Shortly after Hammond’s announcement, Michelle Fiore – who ran for Congress in Las Vegas in 2010 – announced on Twitter that she, too, would be running for SD-18. And by the end of the day, Assemblyman Richard McArthur (R-Las Vegas) – who was drawn into the new Senate district at the last minute by Judge Todd Russell – also threw his hat into the ring.

A three-way primary in a toss-up district the GOP absolutely must hold to have any shot at regaining the majority in 2012? Epic fail.

Making matters worse, there is a markedly different philosophical gap between the two front-running Assembly members – and Senate Republicans hopped on the wrong horse.
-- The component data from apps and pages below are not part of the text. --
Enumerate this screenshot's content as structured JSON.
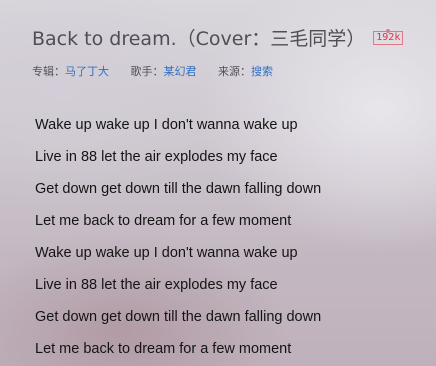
{
  "song": {
    "title": "Back to dream.（Cover：三毛同学）",
    "quality": "192k"
  },
  "meta": {
    "album_label": "专辑：",
    "album": "马了丁大",
    "singer_label": "歌手：",
    "singer": "某幻君",
    "source_label": "来源：",
    "source": "搜索"
  },
  "lyrics": [
    "Wake up wake up I don't wanna wake up",
    "Live in 88 let the air explodes my face",
    "Get down get down till the dawn falling down",
    "Let me back to dream for a few moment",
    "Wake up wake up I don't wanna wake up",
    "Live in 88 let the air explodes my face",
    "Get down get down till the dawn falling down",
    "Let me back to dream for a few moment"
  ]
}
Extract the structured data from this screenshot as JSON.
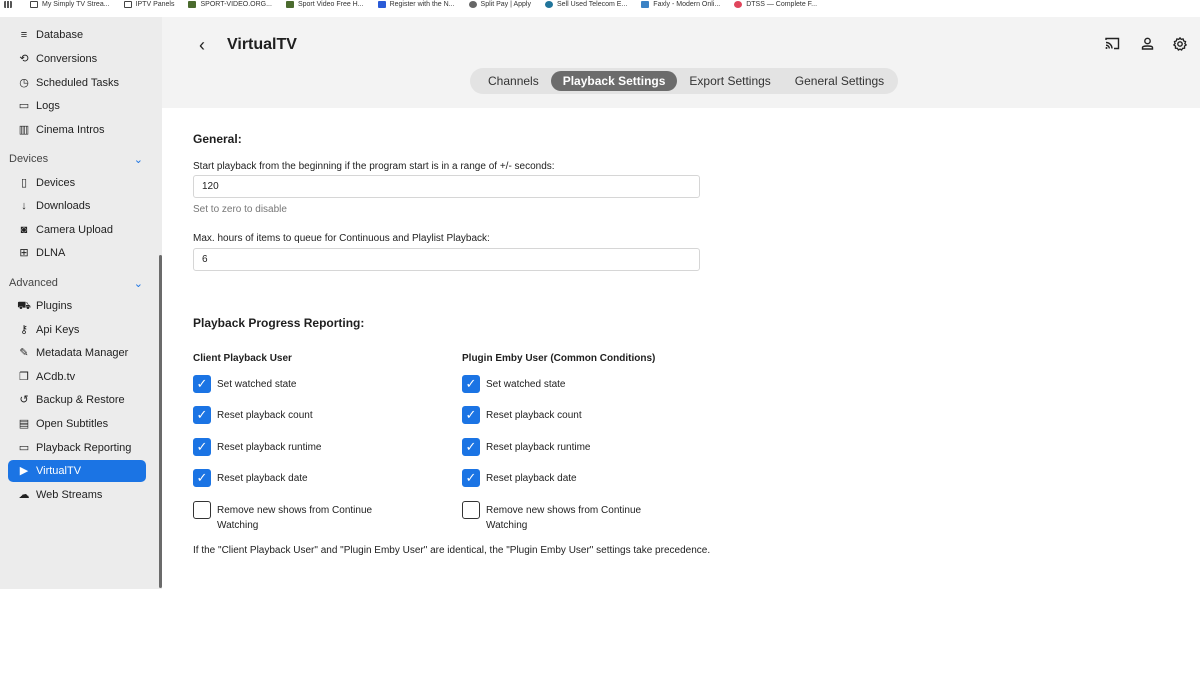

The general rule for conservatives is to support the most conservative candidate who can win. In a 50-50 district, you don’t need a wishy-washy moderate to capture the seat. Yet that’s exactly what you’d get if Hammond gets elected.

While McArthur has served two terms, signed the Taxpayer Protection Pledge, and voted against a large spending increase and the $600 million tax hike extension in 2011, Hammond has served but one term, has not signed the Taxpayer Protection Pledge, voted for the increase in spending, as well as the $600 million tax hike extension.

McArthur scored a respectable 82 percent in Citizen Outreach’s “Ratings of the 2011 Legislature” – second best. Hammond chalked up a dismal 51 percent – seventh worst among Republicans.

Oh, and consider this plank from a past Republican Party platform: “We support the effort to prohibit all state, county, city, and local government employees from serving in the legislature per the Nevada Constitution Article 3, Section 1.”

Hammond is currently a government employee working for, not one, but two government agencies. Yet the Senate caucus has endorsed him?

As usual, Republicans never blow an opportunity to blow an opportunity.

Disclaimer

This blog/website is written and paid for by…me, Chuck Muth, a United States citizen. I publish my opinions under the rights afforded me by the Creator and the First Amendment to the United States Constitution as adopted by our Founding Fathers on September 17, 1787 at the Constitutional Convention in Philadelphia, Pennsylvania without registering with any government agency or filling out any freaking reports. And anyone who doesn’t like it can take it up with George Washington, Thomas Jefferson, Ben Franklin and John Adams the next time you run into each other.

Copyright © 2018 Chuck Muth